We’ll be talking about Mrs Palfrey at the Claremont on the Walking Book Club this coming weekend, so I thought now was as good a time as any to read another of Elizabeth Taylor’s novels. Angel has been warmly recommended to me many times, and, it transpires, rightly so!
Angel is a strange fifteen-year-old, when we first meet her, living with her mother above their grocer’s shop in a ‘hateful’ Victorian factory town. She lives more in her imagination than in reality and spends much of her time inventing stories about being the mistress of the improbably named ‘Paradise House’, where her aunt is a lady’s maid:
Lax and torpid, she dreamed through the lonely evenings, closing her eyes to create the darkness where Paradise House could take shape, embellished and enlarged day after day – with colonnades and cupolas, archways and flights of steps – beyond anything her aunt had ever suggested.
Paradise House is Angel’s escape from her squalid physical existence; her imagination is her way out:
She was learning to triumph over reality, and the truth was beginning to leave her in peace.
She decides to write a novel based on her daydreams, set in 1885 at ‘Haven Castle’ where ‘white peacocks wandered on the moonlit terrace the night Irania was born’.
She writes her novel in bed, and then sends it off to various publishers until one of them – in stitches from the romantic purple prose, but suspecting that women might react like his wife, who ‘devoured and gobbled every iridescent word’ – takes it on. He says,
I feel an extraordinary power behind it all, so that I wonder if it is genius or lunacy.
Angel indeed possesses an extraordinary power. Through sheer force of will and imagination she propels herself forth from her unpromising start in life to a wealthy published novelist. Indeed she ends up actually living in Paradise House – her fantasy becomes reality.
Elizabeth Taylor allows Angel this success but doesn’t let us lose sight of how ridiculous she is. At the height of her stardom, Angel rents a house in London for the Season:
Some of Angel’s stories about her lately-acquired portrait-ancestors were disastrously comic; her sense of period was so vague and her notions of country-life wonderfully sensational. A handsome young man among dogs was going off to shoot his rival in a duel, not pheasants among the autumn foliage; a lady in an Empire gown had been a mistress of Charles the Second… She went to the Royal Garden Party in violet satin and ostrich-feathers with purple-dyed chinchilla on her shoulders; amethysts encrusted her corsage and mauve orchids were sewn all over her skirt where they quickly wilted. Glances of astonishment she interpreted as admiration.
Sadly Angel’s success doesn’t last forever, and the book draws to a close when she is a lonely old woman marooned in Paradise House with her lady-companion, a couple of servants and many cats, while the decrepit house rots and crumbles around her, and more and more furniture is sold off. Yet Angel’s spirit never dies, even as her money dwindles:

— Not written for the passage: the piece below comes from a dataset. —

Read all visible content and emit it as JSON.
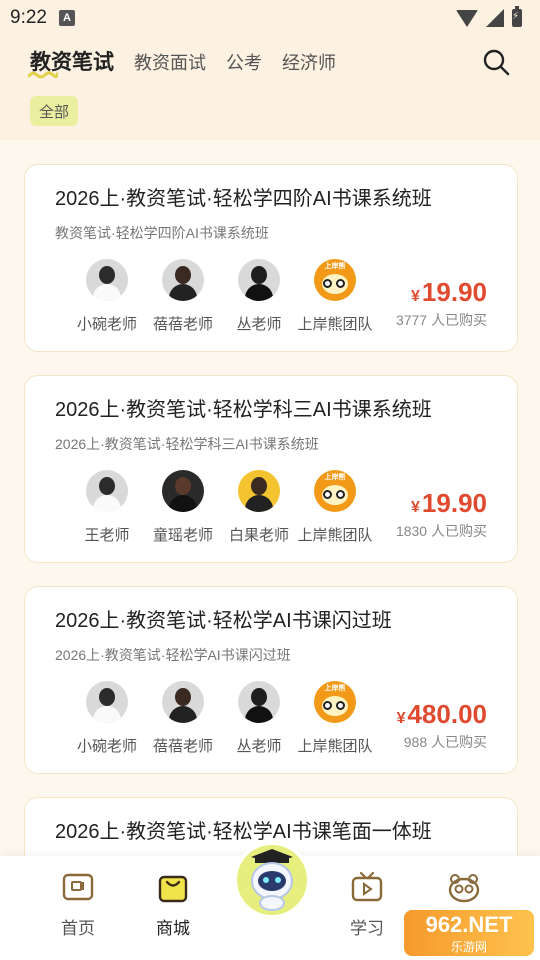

Dismayed and indignant tradespeople received copies of her novels or old photographs of herself; they invariably returned them but by that time the account had been written off in Angel’s mind.
Angel stubbornly adheres to her fantasy right until the end, and you can’t help but feel a searing affection for her, admiration for maintaining her headstrong perversity, refusing to be brought down to bleak reality by anything or anyone, ever in all her life.
Intriguingly, characters tend to describe Angel as a witch. Elizabeth Taylor uses this image again and again:
Hermione could imagine her sitting under the sea, casting spells, counting the corpses of the drowned.
A strange figure to Clive, in her long, faded red dress and with her black hair hanging down her back. Cats followed her, arching themselves and cavorting about the hem of her skirt, bewitched by her presence.
Indeed you can see why Angel might seem like a witch – as her publisher said, she has an ‘extraordinary power’ and perhaps it is easier to explain this power as witchcraft, something not of our own world and not quite right.
But really what Angel possesses is the power of fiction – the novelist’s craft. Her stories might be ridiculous but they grow beyond the page, envelop the reader and the writer, grow more real than reality.
Angel’s novels are the opposite to Elizabeth Taylor’s – they are over the top, impossibly romantic, passionate and daft as opposed to Taylor’s domestic observations of everyday minutiae. And yet both novelists were panned by the critics. (Angel decides they must be jealous of her talent.) It begs the question, how can these two authors create such different novels and yet both be so easily dismissed by the literary establishment? Perhaps, with Angel, Elizabeth Taylor is having a little jibe at the critics.
Luckily Elizabeth Taylor, unlike Angel, has a wonderful sense of humour, and it is infectious, seeping out of the page and making it impossible not to laugh as soon as you recognise an element of Angel in yourself, or in someone else.
Certainly, next time an eccentric local author comes into the bookshop, draped in purple chinchilla and carrying a pile of signed copies of their book, then I might not be able to resist pointing them in the direction of this wonderful novel, to which they will undoubtedly be able to relate. Having said that, I suspect I will foist it upon others too – it is a magnificent book, dazzling and dark at once, like witchcraft, and I can’t see how anyone can help but fall under its spell.